When discussing survivability of equipment in extreme environments many factors must be considered that do not affect operation at room temperature. Perhaps the largest factor is a mismatch in coefficients of thermal expansion between materials. For example, aluminum has a larger coefficient of thermal expansion than stainless steel. Two parts that fit tightly at room temperature may not fit tightly at -30 C. This fact can be used to create tight fits between two rings, an inner one of aluminum and an outer of stainless steel. When submerged in liquid nitrogen, they will fit easily but once brought back to room temperature the fit may not be tight enough to create a water tight seal.
While this method creates a tight seal, often materials will contract differentially creating a gap between them in which water might condense. After several freeze/thaw cycles two pieces formerly bonded can separate.
We continuously test our pyranometer sensors on the roof top of our building and have many years of experience in this environment. We continually monitor their output and compare them to primary standard reference sensors.
Our pyranometers were designed with color in mind. In cold environments, the sun warms the head causing frost and snow to melt off the sensor more quickly. You might expect that this black color would be an issue in blazing Death Valley type heat. However, the heads only get to about 12 C above ambient air, in conditions with almost no wind and at peak solar intensity. We have also tested the temperature dependence of the pyranometer. At extreme hot and cold temperatures, the sensors vary by less than 5%.
Our temperature sensors are also highly water resistant. We used ST-100 temperature sensors in warm (60 C), mild brine solution for 2 months. We then did 30 days of accelerated aging tests (3 hour cycling from -20 to 60 C). These sensors still meet specification.
We tested our SB-100 barometric sensor both indoors and outdoors. We compared it against a more accurate and more expensive Setra pressure sensor, model #276, for 4 months. Inside our building, the largest error measured was < 0.03 kPa. Outside in a weather proof box, near ambient temperatures, the largest error was < 0.2 kPa. This SB-100 provides a very low cost, accurate sensor for weather stations.
Our quantum sensors are used in a wide variety of applications. In fact, some of our customers use our quantum sensors to monitor lights in salt water tanks for coral growth. They are repeatedly submerged and often left in the bottom of tanks; they continue to perform.

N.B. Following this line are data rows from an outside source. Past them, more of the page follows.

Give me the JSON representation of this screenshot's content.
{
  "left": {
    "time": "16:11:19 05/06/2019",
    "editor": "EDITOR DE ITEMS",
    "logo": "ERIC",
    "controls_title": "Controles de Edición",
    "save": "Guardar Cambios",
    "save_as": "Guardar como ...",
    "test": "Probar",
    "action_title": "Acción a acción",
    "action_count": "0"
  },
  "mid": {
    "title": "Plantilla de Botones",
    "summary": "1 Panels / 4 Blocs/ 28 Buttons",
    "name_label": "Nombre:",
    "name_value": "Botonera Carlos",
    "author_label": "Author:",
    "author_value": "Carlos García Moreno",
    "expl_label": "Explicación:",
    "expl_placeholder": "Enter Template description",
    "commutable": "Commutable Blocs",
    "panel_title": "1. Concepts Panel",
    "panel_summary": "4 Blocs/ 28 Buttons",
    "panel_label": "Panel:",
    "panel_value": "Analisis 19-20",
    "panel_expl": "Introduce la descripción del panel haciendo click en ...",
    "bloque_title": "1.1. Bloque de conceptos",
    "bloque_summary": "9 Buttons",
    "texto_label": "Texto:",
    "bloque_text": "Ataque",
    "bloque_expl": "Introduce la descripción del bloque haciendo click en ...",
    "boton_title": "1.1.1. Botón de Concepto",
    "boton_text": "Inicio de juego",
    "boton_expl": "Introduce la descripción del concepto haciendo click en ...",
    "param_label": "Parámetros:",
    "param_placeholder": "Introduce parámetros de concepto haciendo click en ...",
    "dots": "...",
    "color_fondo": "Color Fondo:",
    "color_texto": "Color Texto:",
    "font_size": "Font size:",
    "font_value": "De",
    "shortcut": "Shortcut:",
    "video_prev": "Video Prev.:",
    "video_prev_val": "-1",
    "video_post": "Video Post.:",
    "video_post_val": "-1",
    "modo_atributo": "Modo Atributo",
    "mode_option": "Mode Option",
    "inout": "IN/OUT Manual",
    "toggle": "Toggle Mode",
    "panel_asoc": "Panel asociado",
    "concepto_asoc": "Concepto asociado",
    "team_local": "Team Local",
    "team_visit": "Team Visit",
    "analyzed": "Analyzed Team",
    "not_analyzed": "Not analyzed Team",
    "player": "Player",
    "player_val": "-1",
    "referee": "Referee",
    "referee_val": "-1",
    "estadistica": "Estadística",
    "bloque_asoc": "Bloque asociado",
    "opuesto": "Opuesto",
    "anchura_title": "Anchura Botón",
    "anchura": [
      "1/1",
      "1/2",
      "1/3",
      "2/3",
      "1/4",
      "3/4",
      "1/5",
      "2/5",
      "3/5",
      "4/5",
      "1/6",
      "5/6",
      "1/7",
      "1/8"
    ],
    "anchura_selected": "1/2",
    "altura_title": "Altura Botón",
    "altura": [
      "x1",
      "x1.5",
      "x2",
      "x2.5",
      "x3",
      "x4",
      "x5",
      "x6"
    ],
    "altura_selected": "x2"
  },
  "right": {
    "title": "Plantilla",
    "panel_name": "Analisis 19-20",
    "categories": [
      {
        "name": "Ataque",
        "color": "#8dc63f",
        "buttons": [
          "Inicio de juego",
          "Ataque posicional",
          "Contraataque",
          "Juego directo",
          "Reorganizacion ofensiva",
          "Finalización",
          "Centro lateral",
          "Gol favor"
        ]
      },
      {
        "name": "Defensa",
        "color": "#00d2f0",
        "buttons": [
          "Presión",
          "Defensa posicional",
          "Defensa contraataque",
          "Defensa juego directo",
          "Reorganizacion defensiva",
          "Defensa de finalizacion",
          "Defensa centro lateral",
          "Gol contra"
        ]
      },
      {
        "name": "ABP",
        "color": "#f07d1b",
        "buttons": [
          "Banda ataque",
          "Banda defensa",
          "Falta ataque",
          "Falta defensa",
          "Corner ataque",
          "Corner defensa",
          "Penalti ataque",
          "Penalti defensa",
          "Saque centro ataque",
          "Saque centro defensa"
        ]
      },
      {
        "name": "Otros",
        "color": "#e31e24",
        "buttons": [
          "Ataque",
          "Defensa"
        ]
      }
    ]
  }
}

Our sensors survive, not by chance, but by design. When our building was being constructed one of the beams was a few feet too long. Rather than let that go to waste, we built a sign out of it that now hangs above our employee break area. It is inscribed with a tag line under our logo that says: "built to last". Our sensors weather the worst.
Product Development Scientist